Show all the lines in the data below that include the word "JSON".
[Opening Extracted data section]
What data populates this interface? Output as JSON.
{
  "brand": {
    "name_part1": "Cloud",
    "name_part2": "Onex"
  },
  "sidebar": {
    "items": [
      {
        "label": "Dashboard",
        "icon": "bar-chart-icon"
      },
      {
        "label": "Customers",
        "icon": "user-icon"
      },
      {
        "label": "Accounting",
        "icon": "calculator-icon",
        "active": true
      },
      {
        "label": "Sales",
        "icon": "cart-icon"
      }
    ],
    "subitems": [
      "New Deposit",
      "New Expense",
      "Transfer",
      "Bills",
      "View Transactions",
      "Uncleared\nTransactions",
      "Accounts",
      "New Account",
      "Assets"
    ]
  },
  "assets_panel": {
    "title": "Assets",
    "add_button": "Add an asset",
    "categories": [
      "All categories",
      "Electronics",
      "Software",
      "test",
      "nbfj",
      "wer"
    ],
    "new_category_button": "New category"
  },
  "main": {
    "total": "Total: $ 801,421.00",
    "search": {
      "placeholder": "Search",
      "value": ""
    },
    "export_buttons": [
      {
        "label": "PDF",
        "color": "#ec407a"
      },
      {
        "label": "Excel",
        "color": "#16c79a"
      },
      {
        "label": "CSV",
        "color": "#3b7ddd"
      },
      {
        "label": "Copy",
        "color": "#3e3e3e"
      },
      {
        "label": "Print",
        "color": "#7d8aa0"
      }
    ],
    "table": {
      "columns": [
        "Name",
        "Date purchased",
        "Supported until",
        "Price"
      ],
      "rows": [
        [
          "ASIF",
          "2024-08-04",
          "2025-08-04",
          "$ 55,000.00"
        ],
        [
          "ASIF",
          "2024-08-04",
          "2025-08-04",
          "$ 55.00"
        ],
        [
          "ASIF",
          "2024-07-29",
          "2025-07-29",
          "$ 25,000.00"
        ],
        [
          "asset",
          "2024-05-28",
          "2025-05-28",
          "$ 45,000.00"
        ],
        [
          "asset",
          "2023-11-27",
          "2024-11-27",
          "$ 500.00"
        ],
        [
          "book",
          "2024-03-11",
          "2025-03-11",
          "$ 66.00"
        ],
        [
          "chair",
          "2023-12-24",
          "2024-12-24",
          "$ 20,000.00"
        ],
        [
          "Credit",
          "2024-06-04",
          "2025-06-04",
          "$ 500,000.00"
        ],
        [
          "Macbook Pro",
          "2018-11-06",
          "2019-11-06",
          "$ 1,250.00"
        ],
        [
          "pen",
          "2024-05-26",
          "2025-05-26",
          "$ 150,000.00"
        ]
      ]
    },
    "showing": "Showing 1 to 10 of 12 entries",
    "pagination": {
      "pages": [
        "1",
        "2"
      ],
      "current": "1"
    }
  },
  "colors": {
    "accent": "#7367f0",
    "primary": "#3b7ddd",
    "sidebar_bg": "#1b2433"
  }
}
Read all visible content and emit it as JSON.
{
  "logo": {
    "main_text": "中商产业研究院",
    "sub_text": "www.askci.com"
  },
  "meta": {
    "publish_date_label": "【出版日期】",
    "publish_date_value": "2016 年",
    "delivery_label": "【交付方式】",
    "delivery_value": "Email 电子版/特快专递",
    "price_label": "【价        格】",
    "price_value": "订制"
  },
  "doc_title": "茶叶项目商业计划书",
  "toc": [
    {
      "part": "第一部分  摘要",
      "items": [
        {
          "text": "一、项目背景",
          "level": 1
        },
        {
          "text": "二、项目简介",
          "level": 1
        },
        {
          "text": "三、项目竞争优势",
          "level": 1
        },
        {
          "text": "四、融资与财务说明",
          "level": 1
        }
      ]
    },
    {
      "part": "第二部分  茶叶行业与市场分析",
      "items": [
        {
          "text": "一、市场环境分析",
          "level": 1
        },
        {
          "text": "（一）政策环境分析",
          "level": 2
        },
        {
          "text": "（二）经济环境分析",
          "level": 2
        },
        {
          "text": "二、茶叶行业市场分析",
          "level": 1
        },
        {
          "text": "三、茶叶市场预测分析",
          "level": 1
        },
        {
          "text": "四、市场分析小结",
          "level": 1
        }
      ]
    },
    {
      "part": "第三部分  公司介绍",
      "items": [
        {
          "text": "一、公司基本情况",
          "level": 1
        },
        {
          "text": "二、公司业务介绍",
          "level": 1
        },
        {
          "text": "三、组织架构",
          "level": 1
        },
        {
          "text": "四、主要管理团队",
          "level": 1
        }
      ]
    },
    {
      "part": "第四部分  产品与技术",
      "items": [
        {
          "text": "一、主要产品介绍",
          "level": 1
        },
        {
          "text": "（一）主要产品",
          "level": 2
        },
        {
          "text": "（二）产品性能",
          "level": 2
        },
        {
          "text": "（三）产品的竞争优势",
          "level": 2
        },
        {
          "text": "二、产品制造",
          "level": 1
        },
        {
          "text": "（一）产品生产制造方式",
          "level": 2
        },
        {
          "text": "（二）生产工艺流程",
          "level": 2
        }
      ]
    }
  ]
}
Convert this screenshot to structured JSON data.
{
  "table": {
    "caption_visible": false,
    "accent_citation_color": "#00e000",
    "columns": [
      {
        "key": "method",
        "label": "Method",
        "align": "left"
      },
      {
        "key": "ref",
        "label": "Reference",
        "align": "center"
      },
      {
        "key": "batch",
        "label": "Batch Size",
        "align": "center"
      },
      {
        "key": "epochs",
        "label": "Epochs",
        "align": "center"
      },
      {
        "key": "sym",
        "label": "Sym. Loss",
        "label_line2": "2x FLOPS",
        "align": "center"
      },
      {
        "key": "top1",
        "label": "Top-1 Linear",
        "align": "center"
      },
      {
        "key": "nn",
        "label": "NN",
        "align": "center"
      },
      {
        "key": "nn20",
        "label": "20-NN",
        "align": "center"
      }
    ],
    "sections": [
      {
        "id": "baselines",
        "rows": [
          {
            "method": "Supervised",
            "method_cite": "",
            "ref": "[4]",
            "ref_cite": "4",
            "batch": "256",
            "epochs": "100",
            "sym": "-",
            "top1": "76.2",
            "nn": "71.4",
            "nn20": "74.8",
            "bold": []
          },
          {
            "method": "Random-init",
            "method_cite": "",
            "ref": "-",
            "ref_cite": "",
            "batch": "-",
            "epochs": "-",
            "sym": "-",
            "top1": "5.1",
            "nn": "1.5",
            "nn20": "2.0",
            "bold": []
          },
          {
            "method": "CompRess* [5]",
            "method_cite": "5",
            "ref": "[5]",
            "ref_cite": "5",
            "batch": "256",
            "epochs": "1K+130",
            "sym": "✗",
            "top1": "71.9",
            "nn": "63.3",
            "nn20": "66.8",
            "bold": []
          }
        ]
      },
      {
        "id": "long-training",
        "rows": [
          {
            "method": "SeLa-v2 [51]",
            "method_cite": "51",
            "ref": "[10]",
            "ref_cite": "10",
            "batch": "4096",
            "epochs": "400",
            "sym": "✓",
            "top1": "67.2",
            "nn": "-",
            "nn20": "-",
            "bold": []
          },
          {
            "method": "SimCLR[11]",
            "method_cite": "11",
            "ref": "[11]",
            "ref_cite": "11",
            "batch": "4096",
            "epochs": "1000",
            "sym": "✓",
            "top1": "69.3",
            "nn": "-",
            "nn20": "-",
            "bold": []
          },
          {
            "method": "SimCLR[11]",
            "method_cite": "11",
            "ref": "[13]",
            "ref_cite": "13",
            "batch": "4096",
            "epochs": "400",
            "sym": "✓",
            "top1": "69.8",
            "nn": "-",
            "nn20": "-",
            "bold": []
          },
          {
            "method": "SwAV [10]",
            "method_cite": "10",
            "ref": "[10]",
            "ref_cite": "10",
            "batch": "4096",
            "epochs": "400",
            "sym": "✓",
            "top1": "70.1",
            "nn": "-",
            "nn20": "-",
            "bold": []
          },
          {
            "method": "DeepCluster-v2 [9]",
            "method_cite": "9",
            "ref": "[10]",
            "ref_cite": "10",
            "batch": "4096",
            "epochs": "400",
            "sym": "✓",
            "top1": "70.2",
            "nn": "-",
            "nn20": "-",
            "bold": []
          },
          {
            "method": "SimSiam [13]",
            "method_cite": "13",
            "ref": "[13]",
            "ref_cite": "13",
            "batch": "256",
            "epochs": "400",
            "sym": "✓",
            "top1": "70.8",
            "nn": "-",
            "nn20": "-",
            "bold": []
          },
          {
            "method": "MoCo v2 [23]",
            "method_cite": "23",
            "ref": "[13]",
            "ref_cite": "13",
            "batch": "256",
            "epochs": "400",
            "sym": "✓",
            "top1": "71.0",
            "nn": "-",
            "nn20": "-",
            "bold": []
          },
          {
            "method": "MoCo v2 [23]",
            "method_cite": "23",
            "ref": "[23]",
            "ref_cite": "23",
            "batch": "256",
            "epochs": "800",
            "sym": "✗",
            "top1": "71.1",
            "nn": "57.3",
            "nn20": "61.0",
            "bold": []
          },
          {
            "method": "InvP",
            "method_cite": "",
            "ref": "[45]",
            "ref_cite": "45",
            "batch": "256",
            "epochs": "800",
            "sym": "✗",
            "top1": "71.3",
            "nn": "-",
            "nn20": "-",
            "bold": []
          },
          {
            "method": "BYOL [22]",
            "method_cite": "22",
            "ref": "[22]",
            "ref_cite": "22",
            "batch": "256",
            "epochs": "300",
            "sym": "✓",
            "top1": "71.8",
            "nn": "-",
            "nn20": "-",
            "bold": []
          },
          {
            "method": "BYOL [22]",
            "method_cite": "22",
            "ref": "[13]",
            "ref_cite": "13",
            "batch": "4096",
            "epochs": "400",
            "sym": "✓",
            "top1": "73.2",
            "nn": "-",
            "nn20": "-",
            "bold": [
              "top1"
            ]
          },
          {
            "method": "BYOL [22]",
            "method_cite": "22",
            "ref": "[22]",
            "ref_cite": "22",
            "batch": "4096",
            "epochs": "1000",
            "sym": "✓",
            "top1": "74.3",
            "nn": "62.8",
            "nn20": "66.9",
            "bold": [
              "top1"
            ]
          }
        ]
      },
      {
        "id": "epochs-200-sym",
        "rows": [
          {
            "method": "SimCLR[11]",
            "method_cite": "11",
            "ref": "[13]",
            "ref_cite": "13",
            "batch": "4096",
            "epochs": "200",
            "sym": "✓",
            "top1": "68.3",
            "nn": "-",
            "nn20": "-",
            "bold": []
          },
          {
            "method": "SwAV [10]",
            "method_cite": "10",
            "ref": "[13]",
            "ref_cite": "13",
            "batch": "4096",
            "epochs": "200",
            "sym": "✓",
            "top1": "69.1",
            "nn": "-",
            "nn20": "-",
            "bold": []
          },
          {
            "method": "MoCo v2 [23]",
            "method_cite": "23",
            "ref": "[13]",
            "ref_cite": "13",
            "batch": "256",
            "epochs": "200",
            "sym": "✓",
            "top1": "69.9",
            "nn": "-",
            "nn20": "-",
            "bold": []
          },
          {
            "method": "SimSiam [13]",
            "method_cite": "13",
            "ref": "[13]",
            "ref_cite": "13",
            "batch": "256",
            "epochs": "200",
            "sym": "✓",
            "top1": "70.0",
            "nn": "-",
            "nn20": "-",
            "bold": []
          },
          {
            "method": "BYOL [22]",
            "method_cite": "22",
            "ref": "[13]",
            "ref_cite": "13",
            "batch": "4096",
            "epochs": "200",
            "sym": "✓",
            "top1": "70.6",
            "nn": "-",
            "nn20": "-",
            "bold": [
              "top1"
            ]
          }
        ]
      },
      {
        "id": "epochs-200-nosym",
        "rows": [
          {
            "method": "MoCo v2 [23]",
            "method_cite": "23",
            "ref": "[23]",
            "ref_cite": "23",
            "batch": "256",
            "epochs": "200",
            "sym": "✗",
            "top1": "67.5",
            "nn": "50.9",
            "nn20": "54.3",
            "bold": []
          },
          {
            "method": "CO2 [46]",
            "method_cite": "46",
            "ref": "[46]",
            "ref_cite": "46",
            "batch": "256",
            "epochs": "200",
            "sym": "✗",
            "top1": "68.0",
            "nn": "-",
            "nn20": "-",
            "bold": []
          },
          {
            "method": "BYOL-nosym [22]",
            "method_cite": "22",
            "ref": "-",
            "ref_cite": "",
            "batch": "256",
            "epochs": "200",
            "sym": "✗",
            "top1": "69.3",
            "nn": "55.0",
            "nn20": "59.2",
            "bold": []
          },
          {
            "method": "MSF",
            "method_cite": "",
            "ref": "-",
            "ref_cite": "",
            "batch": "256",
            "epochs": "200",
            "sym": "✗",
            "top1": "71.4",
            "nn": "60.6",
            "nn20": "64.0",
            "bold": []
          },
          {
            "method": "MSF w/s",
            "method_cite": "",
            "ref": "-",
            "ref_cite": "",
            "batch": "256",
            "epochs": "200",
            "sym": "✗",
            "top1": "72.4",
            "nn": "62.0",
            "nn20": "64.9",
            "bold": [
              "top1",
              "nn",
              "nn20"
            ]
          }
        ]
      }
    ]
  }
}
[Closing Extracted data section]
*Answer area*
What data populates this interface? Output as JSON.
Read all visible content and emit it as JSON.
Convert this screenshot to structured JSON data.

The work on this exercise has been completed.